Affected pups may have a number of significant challenges. a) their lack of coordination uses more energy and thus these pups appear under-nourished and grow poorly b) incoordination affects their ability to feed and compete for milk with other members of the litter c) Myelin defects in higher brain areas may affect the mental development of the pups.
The majority of affected pups either die or, more likely, are euthanased as their condition becomes increasingly untenable and their breeder/owner finds the stress of attempting to hand rear the pups too great. In addition, an abnormal puppy in a litter can disrupt the maternal behaviour of the bitch putting other pups in the litter at risk.
MRI scans of affected pups have shown signs of myelin changes in areas of the brain that are not normally engaged functionally in coordination of movement, The effect of this defective myelin in higher regions of the brain is not yet understood. Furthermore, we do not yet know if the regional distribution of the myelin defect correlates with the severity of the symptoms or the effects on coordination. Variation of the regional areas of the brain affected also raises questions about what directs the regional distribution of the myelin defect.
A couple of reported cases appear in lines unrelated to Scots Guardsman. It is not known yet whether this signals the presence of the mutation from a much earlier genetic source; the effect of an unrecorded misalliance or error in pedigree accuracy; or the presence of an alternative cause for the clinical signs which is unrelated to SLEM.
Although at first examination the available data appears to support the inheritance from a single gene, recessive mutation as the source of SLEM in Border Terriers, it is important to realise how more critical assessment of clinical cases is beginning to reveal variation in the severity of this assumed genetic mutation.

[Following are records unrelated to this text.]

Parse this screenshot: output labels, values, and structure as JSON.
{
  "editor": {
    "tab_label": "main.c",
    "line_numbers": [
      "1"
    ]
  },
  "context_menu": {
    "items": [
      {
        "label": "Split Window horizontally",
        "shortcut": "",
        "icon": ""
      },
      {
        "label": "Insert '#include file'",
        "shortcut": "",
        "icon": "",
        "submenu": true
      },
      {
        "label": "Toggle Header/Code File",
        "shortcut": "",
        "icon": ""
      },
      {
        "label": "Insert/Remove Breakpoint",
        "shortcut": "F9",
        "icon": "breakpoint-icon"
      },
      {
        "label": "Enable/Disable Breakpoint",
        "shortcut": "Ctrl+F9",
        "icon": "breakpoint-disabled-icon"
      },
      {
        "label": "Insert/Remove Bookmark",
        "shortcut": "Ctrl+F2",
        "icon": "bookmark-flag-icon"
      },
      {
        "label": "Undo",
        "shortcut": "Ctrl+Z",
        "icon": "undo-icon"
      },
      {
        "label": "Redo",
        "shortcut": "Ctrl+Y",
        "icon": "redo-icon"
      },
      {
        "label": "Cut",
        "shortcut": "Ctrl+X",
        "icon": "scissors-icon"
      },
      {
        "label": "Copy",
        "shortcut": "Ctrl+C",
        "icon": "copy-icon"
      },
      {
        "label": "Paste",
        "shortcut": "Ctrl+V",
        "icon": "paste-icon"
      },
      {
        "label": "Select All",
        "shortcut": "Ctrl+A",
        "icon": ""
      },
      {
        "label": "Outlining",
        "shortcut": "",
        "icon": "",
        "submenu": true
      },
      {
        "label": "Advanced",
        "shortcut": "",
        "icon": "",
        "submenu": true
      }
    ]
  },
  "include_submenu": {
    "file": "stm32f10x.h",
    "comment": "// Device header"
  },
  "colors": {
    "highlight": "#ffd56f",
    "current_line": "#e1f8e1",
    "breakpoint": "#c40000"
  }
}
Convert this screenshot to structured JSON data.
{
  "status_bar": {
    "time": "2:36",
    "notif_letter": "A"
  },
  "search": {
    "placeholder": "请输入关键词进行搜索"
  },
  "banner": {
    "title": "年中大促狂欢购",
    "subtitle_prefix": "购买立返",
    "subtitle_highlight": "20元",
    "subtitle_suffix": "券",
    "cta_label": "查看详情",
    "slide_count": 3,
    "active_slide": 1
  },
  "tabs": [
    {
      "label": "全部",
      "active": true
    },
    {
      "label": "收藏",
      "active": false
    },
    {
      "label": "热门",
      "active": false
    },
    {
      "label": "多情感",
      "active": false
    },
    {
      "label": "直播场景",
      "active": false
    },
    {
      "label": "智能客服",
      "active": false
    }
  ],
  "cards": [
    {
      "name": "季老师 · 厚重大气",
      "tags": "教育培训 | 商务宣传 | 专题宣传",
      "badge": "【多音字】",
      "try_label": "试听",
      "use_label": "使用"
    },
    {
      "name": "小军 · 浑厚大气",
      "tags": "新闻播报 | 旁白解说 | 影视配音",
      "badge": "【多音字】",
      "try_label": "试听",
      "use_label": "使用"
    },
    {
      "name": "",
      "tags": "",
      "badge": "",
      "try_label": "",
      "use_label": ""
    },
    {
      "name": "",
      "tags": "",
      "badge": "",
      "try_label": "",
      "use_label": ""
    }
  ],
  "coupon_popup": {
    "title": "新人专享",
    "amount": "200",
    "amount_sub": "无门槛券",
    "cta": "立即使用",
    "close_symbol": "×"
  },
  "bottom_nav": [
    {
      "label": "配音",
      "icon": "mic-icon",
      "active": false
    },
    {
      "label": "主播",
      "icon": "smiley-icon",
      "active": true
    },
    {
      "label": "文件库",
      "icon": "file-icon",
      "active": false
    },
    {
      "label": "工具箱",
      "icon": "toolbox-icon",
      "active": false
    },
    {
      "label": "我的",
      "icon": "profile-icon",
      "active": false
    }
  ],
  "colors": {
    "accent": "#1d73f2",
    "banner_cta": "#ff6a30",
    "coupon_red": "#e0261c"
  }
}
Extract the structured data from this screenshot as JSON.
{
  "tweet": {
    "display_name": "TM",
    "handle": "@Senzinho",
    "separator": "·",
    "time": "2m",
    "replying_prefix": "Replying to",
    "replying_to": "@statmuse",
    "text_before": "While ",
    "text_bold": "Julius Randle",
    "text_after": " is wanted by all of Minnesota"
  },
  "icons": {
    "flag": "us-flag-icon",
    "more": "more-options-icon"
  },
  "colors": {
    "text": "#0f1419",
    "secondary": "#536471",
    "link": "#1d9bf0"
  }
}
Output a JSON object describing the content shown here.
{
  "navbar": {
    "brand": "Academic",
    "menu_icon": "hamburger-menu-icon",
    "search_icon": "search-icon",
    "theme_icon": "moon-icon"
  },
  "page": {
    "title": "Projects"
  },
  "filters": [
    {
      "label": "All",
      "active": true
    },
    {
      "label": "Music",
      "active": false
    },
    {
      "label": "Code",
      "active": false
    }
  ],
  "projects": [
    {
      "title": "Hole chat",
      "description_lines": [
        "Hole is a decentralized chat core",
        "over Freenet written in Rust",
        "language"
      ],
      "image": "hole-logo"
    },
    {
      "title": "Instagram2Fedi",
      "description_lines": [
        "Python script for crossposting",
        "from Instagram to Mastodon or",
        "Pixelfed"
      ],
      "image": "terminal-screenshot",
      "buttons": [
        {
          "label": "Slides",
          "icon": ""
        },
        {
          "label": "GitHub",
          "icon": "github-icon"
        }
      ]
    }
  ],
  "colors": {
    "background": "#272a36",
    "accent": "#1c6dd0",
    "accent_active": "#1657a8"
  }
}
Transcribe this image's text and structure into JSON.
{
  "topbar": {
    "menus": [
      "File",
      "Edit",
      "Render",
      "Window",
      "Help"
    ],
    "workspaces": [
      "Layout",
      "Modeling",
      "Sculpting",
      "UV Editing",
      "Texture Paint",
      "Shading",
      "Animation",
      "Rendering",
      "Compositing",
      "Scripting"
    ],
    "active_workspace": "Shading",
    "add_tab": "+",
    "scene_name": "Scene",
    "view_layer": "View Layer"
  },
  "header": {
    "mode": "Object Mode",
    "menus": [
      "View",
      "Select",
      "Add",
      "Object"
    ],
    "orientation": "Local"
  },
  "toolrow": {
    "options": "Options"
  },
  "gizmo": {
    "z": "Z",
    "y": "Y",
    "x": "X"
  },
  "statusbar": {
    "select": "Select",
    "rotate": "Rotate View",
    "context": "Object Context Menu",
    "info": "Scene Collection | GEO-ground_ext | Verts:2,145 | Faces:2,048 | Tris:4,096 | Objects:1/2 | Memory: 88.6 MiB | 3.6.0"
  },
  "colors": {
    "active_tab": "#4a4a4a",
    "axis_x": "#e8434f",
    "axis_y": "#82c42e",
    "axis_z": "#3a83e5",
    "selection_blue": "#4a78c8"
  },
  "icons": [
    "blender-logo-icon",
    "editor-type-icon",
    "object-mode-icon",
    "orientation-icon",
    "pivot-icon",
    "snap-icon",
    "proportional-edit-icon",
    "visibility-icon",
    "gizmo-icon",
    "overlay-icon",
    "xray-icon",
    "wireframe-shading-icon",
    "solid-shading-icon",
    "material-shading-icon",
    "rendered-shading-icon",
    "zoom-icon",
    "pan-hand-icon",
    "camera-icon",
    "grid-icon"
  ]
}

This may be the result of a number of confounding factors. Firstly, much of the evidence is anecdotal and is therefore without clinical confirmation of the diagnosis. Thus important features of individual cases may not be available or verifiable. None of this is a criticism of the collection of the bulk of the current data. Anecdotal information is often the starting point for many studies of diseases both acquired and inherited. However, anecdotal data has limitations and as more critical data emerges it is likely to change the level of understanding and as a consequence the information and advice given to breeders and other interested parties.
The variation of clinical symptoms may indicate there are other gene mutations or environmental factors that might influence the progression of the myelin defect and its effect on the neurological function of an affected puppy. This is a very good reason for all new cases to be reported and followed through with supporting accurate diagnostic and pathology reports.
Early onset of the symptoms is helpful in the control of the condition. It alerts breeders to the likelihood of the carrier status of the parents of an affected puppy at an early stage and as the symptoms frequently occur before the puppy is sold to a new owner the emotional damage is often limited to the breeder.
A significant challenge to this investigation is the cost of professional intervention. Each case deserves a primary clinical investigation (possibly including an MRI scan) and a subsequent pathological examination of a euthanased puppy. Typically costs might be between £2K and £5k depending upon what procedures are carried out. Thus the Breed Clubs have started a health fund to try and assist with these costs where it is agreed they would provide good information for our research.
It is very important that either a blood sample (EDTA) or a cheek swab is submitted to the Animal Health Trust for use in the genetic research being conducted. Samples should be accurately labeled and accompanied by a suitable veterinary and pathological report wherever possible.